The 1920 comedy is one of a series of films based on the popular syndicated newspaper comic strip “The Toonerville Trolley” by Fontaine Fox. Many of the films took advantage of the then-current day issues of drinking and Prohibition.

Produced by the Betzwod Film Copmany and directed by Ira M. Lowry. Featuring Wilna Hervey, Dan Mason, Helen Gerould Rose, Robert Maximillian, Betty Bovee, Jules Bernard, and Fred O’Beck. Written by Fontaine Fox.

The Skipper's Narrow Escape (1920)

This film was the part of a series of films based on the popular newspaper comic strip “The Toonerville Trolley” by Fontaine Fox. Fox was personally involved in the productions, designing and building the trolleys used on camera and writing many of the scenarios. His scripts make frequent reference to Prohibition and involve much humor derived from the ongoing battles between the “wets” and “drys” of fictional Toonerville.

The Skipper, (Dan Mason) who pilots the Toonerville Trolley, foils an attempt by Miss Cynthia Snoop and a detective to find evidence of his home brew. A subplot features the comically disastrous events in the Spriggins household when the Powerful Katrinka (Wilna Hervey) accidentally destroys the household plumbing while trying to catch a mouse.

Scenes were shot in and near Williams Corner, in Chester County, along the Phoenixville, Valley Forge and Strafford trolley line that ran from downtown Phoenxville to Valley Forge Park.

Produced by the Betzwood Film Company and directed by Ira M. Lowry. Featuring Wilna Hervey, Dan Mason, Helen Gerould Rose, Robert Maximillian, Betty Bovee and Fred O’Beck.

Toonerville Follies (1921)

The good folks of Toonerville decide to put on a talent show to benefit the church and, as might be expected, it is a night filled with surprises. The new parson turns out to be the biggest surprise of all, until the Skipper shows up–with a gun. The film contains the silent cinema’s only talking parrot who has unfortunately learned everything he knows from the Terrible Tempered Mr. Bangs.

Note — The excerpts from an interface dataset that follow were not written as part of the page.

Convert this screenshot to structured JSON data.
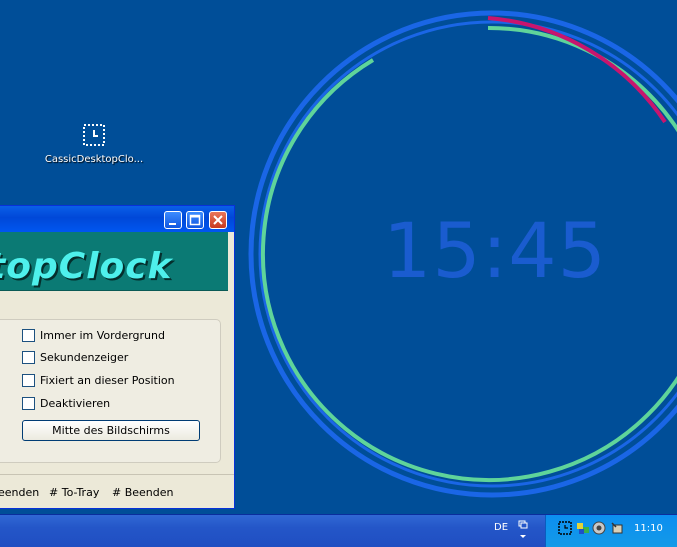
{
  "clock": {
    "time": "15:45"
  },
  "desktop_icon": {
    "label": "CassicDesktopClo..."
  },
  "window": {
    "banner": "topClock",
    "options": [
      {
        "label": "Immer im Vordergrund",
        "checked": false
      },
      {
        "label": "Sekundenzeiger",
        "checked": false
      },
      {
        "label": "Fixiert an dieser Position",
        "checked": false
      },
      {
        "label": "Deaktivieren",
        "checked": false
      }
    ],
    "center_button": "Mitte des Bildschirms",
    "status": [
      "eenden",
      "# To-Tray",
      "# Beenden"
    ]
  },
  "taskbar": {
    "language": "DE",
    "time": "11:10"
  },
  "colors": {
    "desktop": "#004e98",
    "ring_blue": "#1a66e6",
    "ring_green": "#5fd49a",
    "ring_magenta": "#c8156e"
  }
}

The talent show features instrumental and vocal music, recitations, and dramatic vignettes. It also features some very heavy talent in the form of Aunt Eppie Hogg, “the fattest woman in two counties!” and the only woman in Toonerville whose avoirdupois outranks that of the Powerful Katrinka. Her balcony scene from Romeo and Juliet nearly brings down the house. It certainly brings down the balcony.

Betzwood Film Company, 1921. Directed by Ira Lowry. Starring Dan Mason, Wilna Hervey, Bob Maximillian, Betty Bovee, and Emma Wilcox.

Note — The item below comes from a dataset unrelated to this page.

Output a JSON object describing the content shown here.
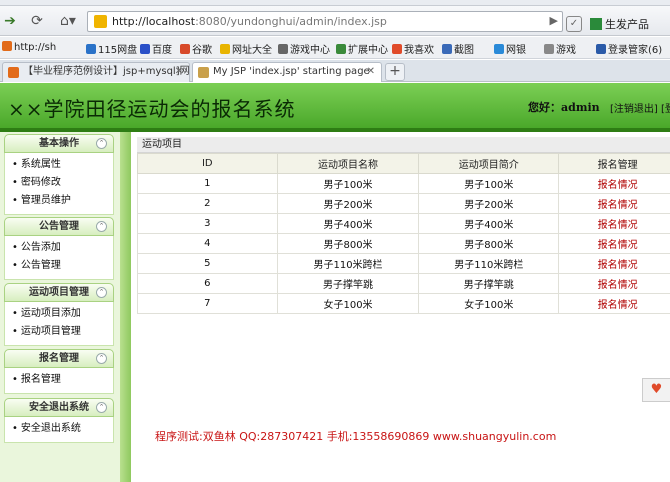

The Skipper's Flirtation (1921)

Although this film literally had to be reassembled from reels containing pieces in random order, it turned out to be completely intact. One of the best surviving Fontaine Fox scenarios, the plot follows the folks in Toonerville through the chaos wrought by the fact that Aunt Eppie Hogg (she of the multi-ton avoirdupois) gets a cinder in her eye while riding behind the trolley on her special platform. Aunt Eppie’s sight is cleared up right away, but no one else in Toonerville can see  straight for a week.

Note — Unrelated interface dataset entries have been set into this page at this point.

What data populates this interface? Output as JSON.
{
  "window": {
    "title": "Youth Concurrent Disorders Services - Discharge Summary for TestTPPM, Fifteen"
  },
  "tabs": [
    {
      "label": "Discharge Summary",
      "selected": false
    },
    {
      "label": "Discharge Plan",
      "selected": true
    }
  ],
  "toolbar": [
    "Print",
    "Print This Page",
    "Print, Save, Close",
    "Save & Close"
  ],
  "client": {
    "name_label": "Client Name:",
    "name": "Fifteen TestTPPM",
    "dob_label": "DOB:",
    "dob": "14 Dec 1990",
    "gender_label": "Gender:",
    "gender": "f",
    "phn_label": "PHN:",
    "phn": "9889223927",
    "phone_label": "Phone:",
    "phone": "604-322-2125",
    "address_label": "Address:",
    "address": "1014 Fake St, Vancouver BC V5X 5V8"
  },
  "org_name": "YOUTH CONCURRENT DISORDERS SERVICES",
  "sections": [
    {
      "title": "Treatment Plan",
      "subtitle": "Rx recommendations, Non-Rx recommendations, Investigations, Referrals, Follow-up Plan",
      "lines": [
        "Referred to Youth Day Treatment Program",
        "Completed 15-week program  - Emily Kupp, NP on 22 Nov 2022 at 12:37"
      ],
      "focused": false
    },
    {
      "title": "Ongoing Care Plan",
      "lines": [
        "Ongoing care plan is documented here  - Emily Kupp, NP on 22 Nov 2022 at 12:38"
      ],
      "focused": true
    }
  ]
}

In addition to scenes taken near Williams Corner outside Phoenixville, much of the film was shot in old Port Kennedy and among the now-vanished buildings seen is the old Evergreen School which was destroyed by a tornado three years after this film was made. You can also catch glimpse of the second Port Kennedy School which is now an office building.

Betzwood Film Company, 1920. Directed by Ira M. Lowry. Starring Dan Mason, Wilna Hervey, Emma Wilcox, and Helen Gerould Rose.